Interface dataset entries:

----------

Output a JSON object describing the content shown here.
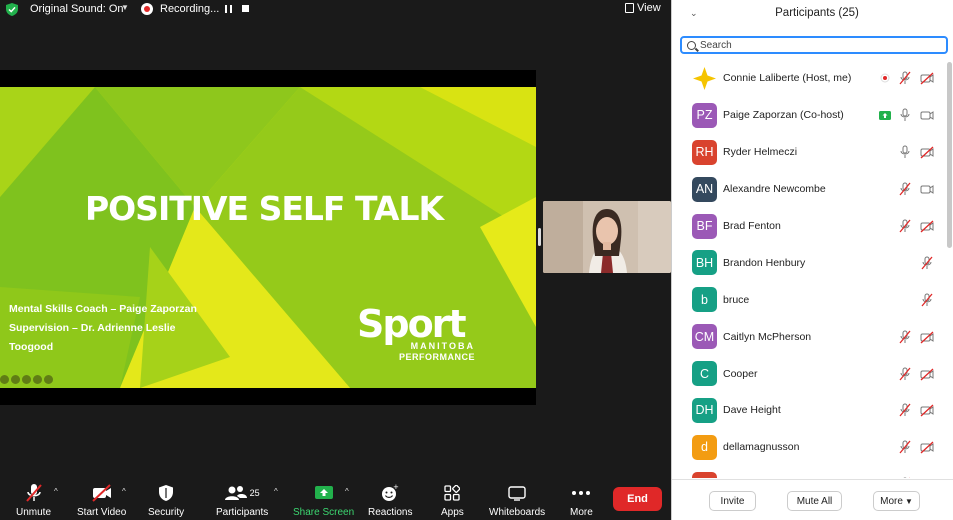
{
  "topbar": {
    "original_sound": "Original Sound: On",
    "recording": "Recording...",
    "view": "View"
  },
  "slide": {
    "title": "POSITIVE SELF TALK",
    "credit_line1": "Mental Skills Coach – Paige Zaporzan",
    "credit_line2": "Supervision – Dr. Adrienne Leslie",
    "credit_line3": "Toogood",
    "logo_word": "Sport",
    "logo_sub1": "MANITOBA",
    "logo_sub2": "PERFORMANCE",
    "bg_color": "#c8e010"
  },
  "toolbar": {
    "unmute": "Unmute",
    "start_video": "Start Video",
    "security": "Security",
    "participants": "Participants",
    "participants_count": "25",
    "share_screen": "Share Screen",
    "reactions": "Reactions",
    "apps": "Apps",
    "whiteboards": "Whiteboards",
    "more": "More",
    "end": "End"
  },
  "panel": {
    "title": "Participants (25)",
    "search_placeholder": "Search",
    "invite": "Invite",
    "mute_all": "Mute All",
    "more": "More"
  },
  "participants": [
    {
      "name": "Connie Laliberte (Host, me)",
      "initials": "",
      "color": "#f5c400",
      "icons": [
        "rec-dot",
        "mic-off",
        "video-off"
      ]
    },
    {
      "name": "Paige Zaporzan (Co-host)",
      "initials": "PZ",
      "color": "#9b59b6",
      "icons": [
        "share",
        "mic-on",
        "video-on"
      ]
    },
    {
      "name": "Ryder Helmeczi",
      "initials": "RH",
      "color": "#d9432e",
      "icons": [
        "mic-on",
        "video-off"
      ]
    },
    {
      "name": "Alexandre Newcombe",
      "initials": "AN",
      "color": "#34495e",
      "icons": [
        "mic-off",
        "video-on"
      ]
    },
    {
      "name": "Brad Fenton",
      "initials": "BF",
      "color": "#9b59b6",
      "icons": [
        "mic-off",
        "video-off"
      ]
    },
    {
      "name": "Brandon Henbury",
      "initials": "BH",
      "color": "#16a085",
      "icons": [
        "mic-off"
      ]
    },
    {
      "name": "bruce",
      "initials": "b",
      "color": "#16a085",
      "icons": [
        "mic-off"
      ]
    },
    {
      "name": "Caitlyn McPherson",
      "initials": "CM",
      "color": "#9b59b6",
      "icons": [
        "mic-off",
        "video-off"
      ]
    },
    {
      "name": "Cooper",
      "initials": "C",
      "color": "#16a085",
      "icons": [
        "mic-off",
        "video-off"
      ]
    },
    {
      "name": "Dave Height",
      "initials": "DH",
      "color": "#16a085",
      "icons": [
        "mic-off",
        "video-off"
      ]
    },
    {
      "name": "dellamagnusson",
      "initials": "d",
      "color": "#f39c12",
      "icons": [
        "mic-off",
        "video-off"
      ]
    },
    {
      "name": "",
      "initials": "",
      "color": "#d9432e",
      "icons": [
        "mic-off",
        "video-off"
      ]
    }
  ]
}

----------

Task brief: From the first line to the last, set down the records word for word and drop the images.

Problem solution:
Output a JSON object describing the content shown here.
{
  "topbar": {
    "original_sound": "Original Sound: On",
    "recording": "Recording...",
    "view": "View"
  },
  "slide": {
    "title": "POSITIVE SELF TALK",
    "credit_line1": "Mental Skills Coach – Paige Zaporzan",
    "credit_line2": "Supervision – Dr. Adrienne Leslie",
    "credit_line3": "Toogood",
    "logo_word": "Sport",
    "logo_sub1": "MANITOBA",
    "logo_sub2": "PERFORMANCE",
    "bg_color": "#c8e010"
  },
  "toolbar": {
    "unmute": "Unmute",
    "start_video": "Start Video",
    "security": "Security",
    "participants": "Participants",
    "participants_count": "25",
    "share_screen": "Share Screen",
    "reactions": "Reactions",
    "apps": "Apps",
    "whiteboards": "Whiteboards",
    "more": "More",
    "end": "End"
  },
  "panel": {
    "title": "Participants (25)",
    "search_placeholder": "Search",
    "invite": "Invite",
    "mute_all": "Mute All",
    "more": "More"
  },
  "participants": [
    {
      "name": "Connie Laliberte (Host, me)",
      "initials": "",
      "color": "#f5c400",
      "icons": [
        "rec-dot",
        "mic-off",
        "video-off"
      ]
    },
    {
      "name": "Paige Zaporzan (Co-host)",
      "initials": "PZ",
      "color": "#9b59b6",
      "icons": [
        "share",
        "mic-on",
        "video-on"
      ]
    },
    {
      "name": "Ryder Helmeczi",
      "initials": "RH",
      "color": "#d9432e",
      "icons": [
        "mic-on",
        "video-off"
      ]
    },
    {
      "name": "Alexandre Newcombe",
      "initials": "AN",
      "color": "#34495e",
      "icons": [
        "mic-off",
        "video-on"
      ]
    },
    {
      "name": "Brad Fenton",
      "initials": "BF",
      "color": "#9b59b6",
      "icons": [
        "mic-off",
        "video-off"
      ]
    },
    {
      "name": "Brandon Henbury",
      "initials": "BH",
      "color": "#16a085",
      "icons": [
        "mic-off"
      ]
    },
    {
      "name": "bruce",
      "initials": "b",
      "color": "#16a085",
      "icons": [
        "mic-off"
      ]
    },
    {
      "name": "Caitlyn McPherson",
      "initials": "CM",
      "color": "#9b59b6",
      "icons": [
        "mic-off",
        "video-off"
      ]
    },
    {
      "name": "Cooper",
      "initials": "C",
      "color": "#16a085",
      "icons": [
        "mic-off",
        "video-off"
      ]
    },
    {
      "name": "Dave Height",
      "initials": "DH",
      "color": "#16a085",
      "icons": [
        "mic-off",
        "video-off"
      ]
    },
    {
      "name": "dellamagnusson",
      "initials": "d",
      "color": "#f39c12",
      "icons": [
        "mic-off",
        "video-off"
      ]
    },
    {
      "name": "",
      "initials": "",
      "color": "#d9432e",
      "icons": [
        "mic-off",
        "video-off"
      ]
    }
  ]
}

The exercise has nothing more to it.